A Hardwick man is being held without bail in a disturbing case in which he allegedly assaulted his 7-year-old son, who fell into a coma and showed signs of starvation, dehydration, and bruising, injuries that were exacerbated when he was forced to scrub floors, court records show.
Randall E. Lints, 26, entered no plea at his arraignment Wednesday in East Brookfield District Court to charges of assault and battery on a child with substantial injury, reckless endangerment of a child, and two counts of permitting injury to a child, said a spokesman for Worcester District Attorney Joseph D. Early Jr.
Lints was ordered held pending a dangerousness hearing on Friday. He was arrested on Tuesday.
His lawyer, John F. Madaio, declined to comment on the charges but said Lints is “very concerned for his son, and he’s very distressed about the whole situation.”
The state Department of Children and Families said in a brief statement that the agency “received a report and is collaborating with law enforcement on its investigation.” The boy is currently in DCF custody.
A DCF spokeswoman declined to say whether the boy’s family had a prior history with the child protection agency, citing respect for the youth’s privacy.
According to a State Police report, a Hardwick officer went to Lints’ home on July 14, after a caller said a child there was breathing but unresponsive. The officer saw bruising on the boy’s head and jaw, and Lints said the child fell out of bed two days earlier, the report said.
The boy was taken to Baystate Mary Lane Hospital in Ware with “life-threatening injuries,” according to the report. He was transferred to the Baystate Health medical campus in Springfield, where Dr. Stephen C. Boos examined him several times.
According to authorities, Boos noted that the boy had multiple bruises on his body that were inconsistent with a fall, and the child had lost approximately 12 to 15 pounds in recent months, dropping to just 38½ pounds.
Boos wrote in one assessment that “reports of being ‘in his room’ for days, against a background of behavioral complaints, combined with the physical injuries, apparent starvation, and dehydration create grave concerns for inflicted injury,” the State Police report said.
The report, filed after Lints’s arrest on Tuesday, said the boy is still in a coma. He remains hospitalized in Springfield, and a Baystate Health spokesman said he had no information on the child on Wednesday.

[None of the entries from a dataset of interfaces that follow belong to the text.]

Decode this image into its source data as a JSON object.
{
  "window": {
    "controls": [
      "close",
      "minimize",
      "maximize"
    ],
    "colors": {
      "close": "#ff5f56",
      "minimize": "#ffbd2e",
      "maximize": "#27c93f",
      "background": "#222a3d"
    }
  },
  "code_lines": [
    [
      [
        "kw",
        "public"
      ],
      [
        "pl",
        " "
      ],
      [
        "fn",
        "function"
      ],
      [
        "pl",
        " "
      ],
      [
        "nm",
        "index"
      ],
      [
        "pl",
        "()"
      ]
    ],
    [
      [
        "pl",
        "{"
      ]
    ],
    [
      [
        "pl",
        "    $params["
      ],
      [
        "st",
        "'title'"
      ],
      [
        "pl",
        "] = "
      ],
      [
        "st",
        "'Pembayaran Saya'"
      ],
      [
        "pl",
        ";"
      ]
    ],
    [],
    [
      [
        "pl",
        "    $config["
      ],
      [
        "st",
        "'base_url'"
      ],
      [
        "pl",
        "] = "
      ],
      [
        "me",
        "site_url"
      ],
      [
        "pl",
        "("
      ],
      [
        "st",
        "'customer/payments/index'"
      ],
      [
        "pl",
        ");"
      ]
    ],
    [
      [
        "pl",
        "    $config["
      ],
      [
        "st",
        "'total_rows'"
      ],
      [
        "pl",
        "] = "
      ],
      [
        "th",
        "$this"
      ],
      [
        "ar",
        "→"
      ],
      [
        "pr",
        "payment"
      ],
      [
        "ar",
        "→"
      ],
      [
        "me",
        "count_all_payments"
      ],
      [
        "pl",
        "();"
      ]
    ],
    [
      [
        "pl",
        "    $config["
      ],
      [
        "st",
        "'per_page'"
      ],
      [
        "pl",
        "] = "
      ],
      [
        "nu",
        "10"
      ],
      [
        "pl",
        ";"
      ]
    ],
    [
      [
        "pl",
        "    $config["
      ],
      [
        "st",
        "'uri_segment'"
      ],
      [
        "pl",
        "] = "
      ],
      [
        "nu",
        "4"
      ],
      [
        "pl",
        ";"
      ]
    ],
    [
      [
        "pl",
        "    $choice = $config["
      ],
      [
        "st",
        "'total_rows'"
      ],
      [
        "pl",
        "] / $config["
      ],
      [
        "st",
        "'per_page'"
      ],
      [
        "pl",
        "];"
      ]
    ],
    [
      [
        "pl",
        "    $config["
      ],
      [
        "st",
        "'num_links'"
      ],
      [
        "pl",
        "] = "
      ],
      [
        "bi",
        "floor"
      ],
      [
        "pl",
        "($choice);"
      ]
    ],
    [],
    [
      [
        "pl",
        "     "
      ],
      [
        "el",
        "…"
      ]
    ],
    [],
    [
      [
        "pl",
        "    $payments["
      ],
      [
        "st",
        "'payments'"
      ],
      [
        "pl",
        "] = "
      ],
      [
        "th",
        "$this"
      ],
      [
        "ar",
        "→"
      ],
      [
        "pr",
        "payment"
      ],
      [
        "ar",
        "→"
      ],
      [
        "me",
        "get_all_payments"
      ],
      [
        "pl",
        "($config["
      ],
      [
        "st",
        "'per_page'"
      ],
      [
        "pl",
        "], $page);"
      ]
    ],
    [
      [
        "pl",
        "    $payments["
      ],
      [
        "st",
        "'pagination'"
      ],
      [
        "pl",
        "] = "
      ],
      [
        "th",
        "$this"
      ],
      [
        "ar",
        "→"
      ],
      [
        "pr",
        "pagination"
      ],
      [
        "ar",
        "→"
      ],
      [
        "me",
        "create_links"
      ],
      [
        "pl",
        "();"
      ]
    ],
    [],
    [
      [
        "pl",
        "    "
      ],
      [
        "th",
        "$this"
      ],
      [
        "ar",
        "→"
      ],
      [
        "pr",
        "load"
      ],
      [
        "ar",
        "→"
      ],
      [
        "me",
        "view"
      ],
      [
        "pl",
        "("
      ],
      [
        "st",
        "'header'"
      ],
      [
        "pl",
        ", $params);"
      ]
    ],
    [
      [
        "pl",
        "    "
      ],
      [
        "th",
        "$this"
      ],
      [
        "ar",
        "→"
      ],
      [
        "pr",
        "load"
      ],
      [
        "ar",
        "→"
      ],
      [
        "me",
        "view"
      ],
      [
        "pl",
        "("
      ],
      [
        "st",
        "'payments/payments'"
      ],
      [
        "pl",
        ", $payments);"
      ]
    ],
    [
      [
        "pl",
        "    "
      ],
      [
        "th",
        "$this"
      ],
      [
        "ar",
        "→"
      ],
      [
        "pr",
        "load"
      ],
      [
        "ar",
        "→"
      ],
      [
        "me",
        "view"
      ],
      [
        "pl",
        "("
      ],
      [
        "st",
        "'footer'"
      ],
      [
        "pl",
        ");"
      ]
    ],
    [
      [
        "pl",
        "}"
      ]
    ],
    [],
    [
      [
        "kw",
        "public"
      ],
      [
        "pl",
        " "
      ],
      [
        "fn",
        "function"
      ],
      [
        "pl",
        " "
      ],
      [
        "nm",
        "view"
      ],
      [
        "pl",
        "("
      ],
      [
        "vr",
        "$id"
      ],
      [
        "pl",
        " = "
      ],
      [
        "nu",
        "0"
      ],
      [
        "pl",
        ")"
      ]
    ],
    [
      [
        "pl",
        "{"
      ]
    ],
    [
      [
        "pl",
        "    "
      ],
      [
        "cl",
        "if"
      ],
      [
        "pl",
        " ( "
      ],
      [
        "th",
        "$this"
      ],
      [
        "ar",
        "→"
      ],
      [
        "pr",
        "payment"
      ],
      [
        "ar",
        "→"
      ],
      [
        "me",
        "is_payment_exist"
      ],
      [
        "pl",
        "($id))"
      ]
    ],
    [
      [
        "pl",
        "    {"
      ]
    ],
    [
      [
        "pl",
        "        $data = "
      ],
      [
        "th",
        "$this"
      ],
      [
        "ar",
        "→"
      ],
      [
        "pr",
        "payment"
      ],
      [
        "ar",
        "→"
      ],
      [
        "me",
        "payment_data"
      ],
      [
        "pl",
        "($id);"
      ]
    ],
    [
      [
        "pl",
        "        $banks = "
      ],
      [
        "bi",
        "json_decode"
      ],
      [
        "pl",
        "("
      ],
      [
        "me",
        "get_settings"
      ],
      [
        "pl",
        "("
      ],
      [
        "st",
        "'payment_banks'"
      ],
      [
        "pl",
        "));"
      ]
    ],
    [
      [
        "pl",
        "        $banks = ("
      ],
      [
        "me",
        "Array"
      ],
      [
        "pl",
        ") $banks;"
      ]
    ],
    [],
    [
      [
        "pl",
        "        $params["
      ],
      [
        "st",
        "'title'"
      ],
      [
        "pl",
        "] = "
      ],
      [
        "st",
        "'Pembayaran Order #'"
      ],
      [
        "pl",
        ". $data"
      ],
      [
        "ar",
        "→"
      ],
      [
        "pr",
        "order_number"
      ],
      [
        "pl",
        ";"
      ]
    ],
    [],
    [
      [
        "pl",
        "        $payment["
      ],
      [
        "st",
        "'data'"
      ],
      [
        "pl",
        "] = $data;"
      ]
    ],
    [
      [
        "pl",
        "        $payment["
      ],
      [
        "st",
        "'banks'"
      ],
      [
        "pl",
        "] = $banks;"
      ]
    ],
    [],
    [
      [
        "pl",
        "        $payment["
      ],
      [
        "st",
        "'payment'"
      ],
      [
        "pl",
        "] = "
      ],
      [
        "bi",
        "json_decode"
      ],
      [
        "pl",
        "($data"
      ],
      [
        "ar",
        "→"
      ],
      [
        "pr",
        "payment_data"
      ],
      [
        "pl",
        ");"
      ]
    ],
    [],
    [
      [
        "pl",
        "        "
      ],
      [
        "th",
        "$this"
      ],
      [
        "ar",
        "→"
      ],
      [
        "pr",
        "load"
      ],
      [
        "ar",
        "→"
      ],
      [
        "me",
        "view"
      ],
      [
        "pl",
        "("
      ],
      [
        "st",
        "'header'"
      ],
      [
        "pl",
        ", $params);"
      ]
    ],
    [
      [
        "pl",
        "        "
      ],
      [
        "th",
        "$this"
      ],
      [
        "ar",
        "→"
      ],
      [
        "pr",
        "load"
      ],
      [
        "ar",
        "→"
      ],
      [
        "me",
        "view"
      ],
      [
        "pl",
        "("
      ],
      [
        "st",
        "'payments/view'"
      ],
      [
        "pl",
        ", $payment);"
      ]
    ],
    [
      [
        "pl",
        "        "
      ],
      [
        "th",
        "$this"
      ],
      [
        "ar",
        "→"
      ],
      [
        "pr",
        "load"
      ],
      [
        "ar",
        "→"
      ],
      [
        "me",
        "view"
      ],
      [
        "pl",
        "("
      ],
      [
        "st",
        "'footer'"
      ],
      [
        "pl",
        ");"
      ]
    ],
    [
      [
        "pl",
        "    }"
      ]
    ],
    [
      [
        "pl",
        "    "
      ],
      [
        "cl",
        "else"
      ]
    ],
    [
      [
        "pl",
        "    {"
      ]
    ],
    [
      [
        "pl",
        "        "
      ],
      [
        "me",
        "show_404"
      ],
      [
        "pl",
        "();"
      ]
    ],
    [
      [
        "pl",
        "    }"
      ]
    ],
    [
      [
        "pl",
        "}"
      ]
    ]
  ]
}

Investigators have found that Lints, who has a grim reaper tattoo on his chest, rarely lets his son out of view or allows him to be alone with others, and that he has a history of limiting the boy’s food and drink intake, even though a therapist addressed the issue in May, the report said.
Lints’ strict discipline and “forcing [his son] to continuously wash the floors contributed to [his] injuries,” State Police wrote.
The report also said injuries to the child’s knees and hands are the result of bleach exposure and are healing.
In addition, a nurse spotted scarring and blistering on his feet that appeared to be the result of a burn, the report said.
Madaio, his lawyer, said Wednesday that “I think some information will come out [during Friday’s hearing] that is interesting, at least as far as the situation that he finds himself in. . . . That’s all I have to say right now.”
The boy’s mother is not named in the State Police report, and court records indicate that Lints is unmarried.